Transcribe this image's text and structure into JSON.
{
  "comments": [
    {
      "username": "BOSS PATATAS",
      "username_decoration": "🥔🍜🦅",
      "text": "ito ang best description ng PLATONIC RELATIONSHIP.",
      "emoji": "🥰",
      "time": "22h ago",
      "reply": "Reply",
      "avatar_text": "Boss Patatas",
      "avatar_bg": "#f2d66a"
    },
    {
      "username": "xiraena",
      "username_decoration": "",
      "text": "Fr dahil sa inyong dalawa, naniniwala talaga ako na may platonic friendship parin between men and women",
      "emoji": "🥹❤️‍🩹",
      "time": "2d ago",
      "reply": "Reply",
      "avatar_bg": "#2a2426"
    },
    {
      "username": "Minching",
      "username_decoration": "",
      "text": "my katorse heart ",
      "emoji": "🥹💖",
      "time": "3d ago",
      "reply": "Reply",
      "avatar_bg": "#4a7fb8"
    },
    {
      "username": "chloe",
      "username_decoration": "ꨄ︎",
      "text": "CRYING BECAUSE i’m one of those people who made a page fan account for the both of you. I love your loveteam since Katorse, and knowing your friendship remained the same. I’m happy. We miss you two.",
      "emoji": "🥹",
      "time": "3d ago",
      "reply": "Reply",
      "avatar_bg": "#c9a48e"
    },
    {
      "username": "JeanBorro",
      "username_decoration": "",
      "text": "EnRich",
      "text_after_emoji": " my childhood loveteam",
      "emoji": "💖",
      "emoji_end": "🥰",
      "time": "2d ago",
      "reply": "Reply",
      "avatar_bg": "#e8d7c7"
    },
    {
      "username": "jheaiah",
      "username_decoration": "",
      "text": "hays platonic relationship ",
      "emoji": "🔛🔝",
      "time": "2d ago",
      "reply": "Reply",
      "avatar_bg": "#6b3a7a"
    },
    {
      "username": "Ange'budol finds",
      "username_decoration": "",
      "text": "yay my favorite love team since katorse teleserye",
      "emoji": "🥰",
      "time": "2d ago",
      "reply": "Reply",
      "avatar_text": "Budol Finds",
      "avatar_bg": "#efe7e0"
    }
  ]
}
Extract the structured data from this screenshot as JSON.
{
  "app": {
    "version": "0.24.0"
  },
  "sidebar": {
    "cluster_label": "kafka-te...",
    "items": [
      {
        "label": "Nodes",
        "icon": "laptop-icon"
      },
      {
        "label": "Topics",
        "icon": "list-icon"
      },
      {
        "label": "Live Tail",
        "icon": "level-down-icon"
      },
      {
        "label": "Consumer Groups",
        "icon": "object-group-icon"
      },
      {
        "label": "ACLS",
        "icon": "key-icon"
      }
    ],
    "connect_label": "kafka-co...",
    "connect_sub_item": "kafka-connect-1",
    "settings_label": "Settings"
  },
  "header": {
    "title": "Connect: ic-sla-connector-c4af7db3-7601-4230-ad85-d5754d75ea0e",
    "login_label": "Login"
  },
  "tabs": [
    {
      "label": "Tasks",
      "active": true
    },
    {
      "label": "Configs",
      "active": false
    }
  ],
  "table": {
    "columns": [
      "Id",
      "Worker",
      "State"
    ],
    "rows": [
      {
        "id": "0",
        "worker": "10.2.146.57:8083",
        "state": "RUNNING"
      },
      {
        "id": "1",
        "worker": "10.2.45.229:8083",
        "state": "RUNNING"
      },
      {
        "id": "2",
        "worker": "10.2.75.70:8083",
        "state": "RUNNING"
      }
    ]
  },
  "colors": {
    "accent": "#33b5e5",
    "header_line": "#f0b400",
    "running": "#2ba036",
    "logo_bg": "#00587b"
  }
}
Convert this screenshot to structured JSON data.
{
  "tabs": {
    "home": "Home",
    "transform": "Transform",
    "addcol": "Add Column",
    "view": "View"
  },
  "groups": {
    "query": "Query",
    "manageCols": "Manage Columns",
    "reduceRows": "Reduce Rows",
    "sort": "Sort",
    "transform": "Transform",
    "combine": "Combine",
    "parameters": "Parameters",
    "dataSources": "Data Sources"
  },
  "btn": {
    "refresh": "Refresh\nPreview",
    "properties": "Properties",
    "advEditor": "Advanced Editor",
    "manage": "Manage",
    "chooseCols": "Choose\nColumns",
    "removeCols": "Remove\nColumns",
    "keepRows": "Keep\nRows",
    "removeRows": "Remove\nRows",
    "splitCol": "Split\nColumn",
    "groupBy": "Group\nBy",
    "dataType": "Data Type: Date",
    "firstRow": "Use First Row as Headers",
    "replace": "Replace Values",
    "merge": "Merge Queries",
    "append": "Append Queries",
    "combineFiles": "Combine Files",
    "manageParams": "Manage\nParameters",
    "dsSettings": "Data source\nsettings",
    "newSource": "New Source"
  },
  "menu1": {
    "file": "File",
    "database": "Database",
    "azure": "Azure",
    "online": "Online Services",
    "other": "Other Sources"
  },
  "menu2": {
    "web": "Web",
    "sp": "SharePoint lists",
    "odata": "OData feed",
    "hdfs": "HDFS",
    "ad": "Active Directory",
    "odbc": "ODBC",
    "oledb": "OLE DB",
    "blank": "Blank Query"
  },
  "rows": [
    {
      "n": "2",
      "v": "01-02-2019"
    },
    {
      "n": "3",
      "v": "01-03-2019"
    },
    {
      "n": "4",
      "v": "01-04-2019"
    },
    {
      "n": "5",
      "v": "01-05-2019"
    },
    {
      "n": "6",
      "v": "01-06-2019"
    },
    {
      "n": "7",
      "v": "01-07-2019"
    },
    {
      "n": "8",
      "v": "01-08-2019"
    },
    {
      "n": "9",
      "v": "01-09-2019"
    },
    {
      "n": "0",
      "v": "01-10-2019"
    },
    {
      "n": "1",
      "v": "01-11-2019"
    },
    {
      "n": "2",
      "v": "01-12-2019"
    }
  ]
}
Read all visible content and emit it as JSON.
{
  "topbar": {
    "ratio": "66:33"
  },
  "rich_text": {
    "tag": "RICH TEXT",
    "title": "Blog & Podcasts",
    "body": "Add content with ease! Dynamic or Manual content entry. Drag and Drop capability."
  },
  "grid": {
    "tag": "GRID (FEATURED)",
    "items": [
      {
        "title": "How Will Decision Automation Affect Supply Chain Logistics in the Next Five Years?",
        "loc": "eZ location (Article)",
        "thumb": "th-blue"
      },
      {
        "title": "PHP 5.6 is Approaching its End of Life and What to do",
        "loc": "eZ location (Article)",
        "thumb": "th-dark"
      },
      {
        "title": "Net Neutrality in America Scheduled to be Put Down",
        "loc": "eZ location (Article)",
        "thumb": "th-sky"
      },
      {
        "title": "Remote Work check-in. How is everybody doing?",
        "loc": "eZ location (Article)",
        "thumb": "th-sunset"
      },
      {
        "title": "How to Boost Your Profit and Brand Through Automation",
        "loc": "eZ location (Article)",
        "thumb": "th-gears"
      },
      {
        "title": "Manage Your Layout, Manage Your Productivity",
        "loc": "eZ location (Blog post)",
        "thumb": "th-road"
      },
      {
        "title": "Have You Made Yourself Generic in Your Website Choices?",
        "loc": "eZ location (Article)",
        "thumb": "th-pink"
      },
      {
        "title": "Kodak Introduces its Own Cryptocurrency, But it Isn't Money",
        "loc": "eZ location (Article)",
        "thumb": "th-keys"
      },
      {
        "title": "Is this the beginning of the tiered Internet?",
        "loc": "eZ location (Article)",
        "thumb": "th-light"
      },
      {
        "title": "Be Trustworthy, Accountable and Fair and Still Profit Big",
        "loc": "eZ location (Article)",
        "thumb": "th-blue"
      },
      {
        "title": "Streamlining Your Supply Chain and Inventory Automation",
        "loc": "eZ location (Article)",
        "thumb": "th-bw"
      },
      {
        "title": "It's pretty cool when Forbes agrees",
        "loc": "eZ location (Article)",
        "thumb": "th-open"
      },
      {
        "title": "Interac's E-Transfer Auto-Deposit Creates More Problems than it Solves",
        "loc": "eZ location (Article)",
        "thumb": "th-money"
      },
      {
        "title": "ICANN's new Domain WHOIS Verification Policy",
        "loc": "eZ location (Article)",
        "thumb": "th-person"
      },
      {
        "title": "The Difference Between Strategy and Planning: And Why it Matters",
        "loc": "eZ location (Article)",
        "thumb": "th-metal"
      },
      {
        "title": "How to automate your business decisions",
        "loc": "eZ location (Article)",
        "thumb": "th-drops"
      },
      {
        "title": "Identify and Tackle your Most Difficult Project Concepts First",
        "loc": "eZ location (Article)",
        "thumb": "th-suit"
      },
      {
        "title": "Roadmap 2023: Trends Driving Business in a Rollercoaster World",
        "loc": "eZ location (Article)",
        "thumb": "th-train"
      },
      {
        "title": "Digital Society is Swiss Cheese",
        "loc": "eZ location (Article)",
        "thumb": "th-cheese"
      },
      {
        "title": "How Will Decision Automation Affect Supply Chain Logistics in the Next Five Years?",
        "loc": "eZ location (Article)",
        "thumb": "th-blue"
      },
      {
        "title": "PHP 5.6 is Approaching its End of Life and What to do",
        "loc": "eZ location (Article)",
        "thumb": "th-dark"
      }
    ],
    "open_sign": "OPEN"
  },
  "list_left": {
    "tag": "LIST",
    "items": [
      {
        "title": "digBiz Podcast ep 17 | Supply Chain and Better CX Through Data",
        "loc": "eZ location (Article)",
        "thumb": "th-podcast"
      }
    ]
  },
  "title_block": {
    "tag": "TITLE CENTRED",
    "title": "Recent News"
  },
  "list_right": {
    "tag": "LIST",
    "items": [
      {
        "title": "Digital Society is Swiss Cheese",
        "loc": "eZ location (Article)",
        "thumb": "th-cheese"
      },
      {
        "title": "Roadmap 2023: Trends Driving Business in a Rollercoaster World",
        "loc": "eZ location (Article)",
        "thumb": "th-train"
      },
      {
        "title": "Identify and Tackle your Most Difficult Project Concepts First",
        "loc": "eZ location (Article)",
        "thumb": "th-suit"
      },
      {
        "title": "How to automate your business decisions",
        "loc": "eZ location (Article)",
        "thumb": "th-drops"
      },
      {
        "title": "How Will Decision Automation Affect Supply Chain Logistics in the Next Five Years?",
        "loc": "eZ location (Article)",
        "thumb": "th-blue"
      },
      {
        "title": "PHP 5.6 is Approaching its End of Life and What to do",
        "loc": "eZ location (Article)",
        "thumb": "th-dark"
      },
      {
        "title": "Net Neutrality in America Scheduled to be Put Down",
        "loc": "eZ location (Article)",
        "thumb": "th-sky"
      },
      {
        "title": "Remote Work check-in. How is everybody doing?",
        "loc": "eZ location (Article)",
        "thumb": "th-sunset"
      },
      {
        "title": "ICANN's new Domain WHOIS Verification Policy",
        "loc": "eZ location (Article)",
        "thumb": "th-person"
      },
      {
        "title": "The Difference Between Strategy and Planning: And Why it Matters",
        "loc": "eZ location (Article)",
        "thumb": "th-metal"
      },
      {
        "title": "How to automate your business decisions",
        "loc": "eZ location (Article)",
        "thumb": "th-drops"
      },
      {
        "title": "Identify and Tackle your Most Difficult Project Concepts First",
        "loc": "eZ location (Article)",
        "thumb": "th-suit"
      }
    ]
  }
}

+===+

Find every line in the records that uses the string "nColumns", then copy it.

* [Task solution]
    "chooseCols": "Choose\nColumns",
    "removeCols": "Remove\nColumns",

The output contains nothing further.